● **What to work on**
An exact copy of all the data is needed, with every picture left out.

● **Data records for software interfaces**
◆ ◆ ◆ ◆ ◆ ◆ ◆

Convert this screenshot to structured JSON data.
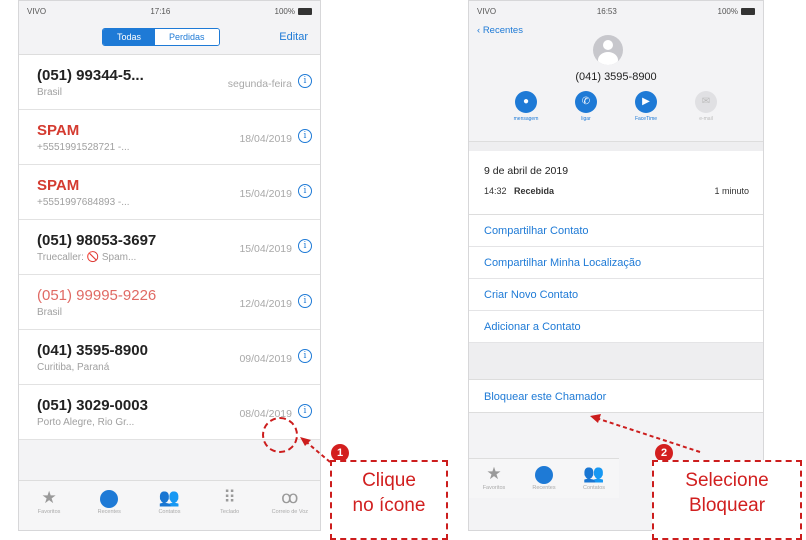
{
  "left_phone": {
    "status": {
      "carrier": "VIVO",
      "time": "17:16",
      "battery": "100%"
    },
    "segment": {
      "all_label": "Todas",
      "missed_label": "Perdidas"
    },
    "edit_label": "Editar",
    "calls": [
      {
        "name": "(051) 99344-5...",
        "sub": "Brasil",
        "date": "segunda-feira",
        "style": "normal"
      },
      {
        "name": "SPAM",
        "sub": "+5551991528721 -...",
        "date": "18/04/2019",
        "style": "red"
      },
      {
        "name": "SPAM",
        "sub": "+5551997684893 -...",
        "date": "15/04/2019",
        "style": "red"
      },
      {
        "name": "(051) 98053-3697",
        "sub": "Truecaller: 🚫 Spam...",
        "date": "15/04/2019",
        "style": "normal"
      },
      {
        "name": "(051) 99995-9226",
        "sub": "Brasil",
        "date": "12/04/2019",
        "style": "redlight"
      },
      {
        "name": "(041) 3595-8900",
        "sub": "Curitiba, Paraná",
        "date": "09/04/2019",
        "style": "normal"
      },
      {
        "name": "(051) 3029-0003",
        "sub": "Porto Alegre, Rio Gr...",
        "date": "08/04/2019",
        "style": "normal"
      }
    ],
    "tabs": [
      {
        "icon": "star-icon",
        "glyph": "★",
        "label": "Favoritos"
      },
      {
        "icon": "clock-icon",
        "glyph": "",
        "label": "Recentes"
      },
      {
        "icon": "contacts-icon",
        "glyph": "👥",
        "label": "Contatos"
      },
      {
        "icon": "keypad-icon",
        "glyph": "⠿",
        "label": "Teclado"
      },
      {
        "icon": "voicemail-icon",
        "glyph": "ꝏ",
        "label": "Correio de Voz"
      }
    ]
  },
  "right_phone": {
    "status": {
      "carrier": "VIVO",
      "time": "16:53",
      "battery": "100%"
    },
    "back_label": "Recentes",
    "phone_number": "(041) 3595-8900",
    "actions": [
      {
        "icon": "message-icon",
        "glyph": "●",
        "label": "mensagem",
        "enabled": true
      },
      {
        "icon": "phone-icon",
        "glyph": "✆",
        "label": "ligar",
        "enabled": true
      },
      {
        "icon": "video-icon",
        "glyph": "▶",
        "label": "FaceTime",
        "enabled": true
      },
      {
        "icon": "mail-icon",
        "glyph": "✉",
        "label": "e-mail",
        "enabled": false
      }
    ],
    "call_date": "9 de abril de 2019",
    "call_time": "14:32",
    "call_status": "Recebida",
    "call_duration": "1 minuto",
    "options": [
      "Compartilhar Contato",
      "Compartilhar Minha Localização",
      "Criar Novo Contato",
      "Adicionar a Contato"
    ],
    "block_label": "Bloquear este Chamador",
    "tabs": [
      {
        "icon": "star-icon",
        "glyph": "★",
        "label": "Favoritos"
      },
      {
        "icon": "clock-icon",
        "glyph": "",
        "label": "Recentes"
      },
      {
        "icon": "contacts-icon",
        "glyph": "👥",
        "label": "Contatos"
      }
    ]
  },
  "annotations": {
    "step1_number": "1",
    "step1_line1": "Clique",
    "step1_line2": "no ícone",
    "step2_number": "2",
    "step2_line1": "Selecione",
    "step2_line2": "Bloquear"
  },
  "colors": {
    "accent": "#1e7ad6",
    "spam": "#d43b30",
    "annotation": "#cc1d1d"
  }
}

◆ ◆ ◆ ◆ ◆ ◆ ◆

● **Answer box**
Convert this screenshot to structured JSON data.
{
  "left_phone": {
    "status": {
      "carrier": "VIVO",
      "time": "17:16",
      "battery": "100%"
    },
    "segment": {
      "all_label": "Todas",
      "missed_label": "Perdidas"
    },
    "edit_label": "Editar",
    "calls": [
      {
        "name": "(051) 99344-5...",
        "sub": "Brasil",
        "date": "segunda-feira",
        "style": "normal"
      },
      {
        "name": "SPAM",
        "sub": "+5551991528721 -...",
        "date": "18/04/2019",
        "style": "red"
      },
      {
        "name": "SPAM",
        "sub": "+5551997684893 -...",
        "date": "15/04/2019",
        "style": "red"
      },
      {
        "name": "(051) 98053-3697",
        "sub": "Truecaller: 🚫 Spam...",
        "date": "15/04/2019",
        "style": "normal"
      },
      {
        "name": "(051) 99995-9226",
        "sub": "Brasil",
        "date": "12/04/2019",
        "style": "redlight"
      },
      {
        "name": "(041) 3595-8900",
        "sub": "Curitiba, Paraná",
        "date": "09/04/2019",
        "style": "normal"
      },
      {
        "name": "(051) 3029-0003",
        "sub": "Porto Alegre, Rio Gr...",
        "date": "08/04/2019",
        "style": "normal"
      }
    ],
    "tabs": [
      {
        "icon": "star-icon",
        "glyph": "★",
        "label": "Favoritos"
      },
      {
        "icon": "clock-icon",
        "glyph": "",
        "label": "Recentes"
      },
      {
        "icon": "contacts-icon",
        "glyph": "👥",
        "label": "Contatos"
      },
      {
        "icon": "keypad-icon",
        "glyph": "⠿",
        "label": "Teclado"
      },
      {
        "icon": "voicemail-icon",
        "glyph": "ꝏ",
        "label": "Correio de Voz"
      }
    ]
  },
  "right_phone": {
    "status": {
      "carrier": "VIVO",
      "time": "16:53",
      "battery": "100%"
    },
    "back_label": "Recentes",
    "phone_number": "(041) 3595-8900",
    "actions": [
      {
        "icon": "message-icon",
        "glyph": "●",
        "label": "mensagem",
        "enabled": true
      },
      {
        "icon": "phone-icon",
        "glyph": "✆",
        "label": "ligar",
        "enabled": true
      },
      {
        "icon": "video-icon",
        "glyph": "▶",
        "label": "FaceTime",
        "enabled": true
      },
      {
        "icon": "mail-icon",
        "glyph": "✉",
        "label": "e-mail",
        "enabled": false
      }
    ],
    "call_date": "9 de abril de 2019",
    "call_time": "14:32",
    "call_status": "Recebida",
    "call_duration": "1 minuto",
    "options": [
      "Compartilhar Contato",
      "Compartilhar Minha Localização",
      "Criar Novo Contato",
      "Adicionar a Contato"
    ],
    "block_label": "Bloquear este Chamador",
    "tabs": [
      {
        "icon": "star-icon",
        "glyph": "★",
        "label": "Favoritos"
      },
      {
        "icon": "clock-icon",
        "glyph": "",
        "label": "Recentes"
      },
      {
        "icon": "contacts-icon",
        "glyph": "👥",
        "label": "Contatos"
      }
    ]
  },
  "annotations": {
    "step1_number": "1",
    "step1_line1": "Clique",
    "step1_line2": "no ícone",
    "step2_number": "2",
    "step2_line1": "Selecione",
    "step2_line2": "Bloquear"
  },
  "colors": {
    "accent": "#1e7ad6",
    "spam": "#d43b30",
    "annotation": "#cc1d1d"
  }
}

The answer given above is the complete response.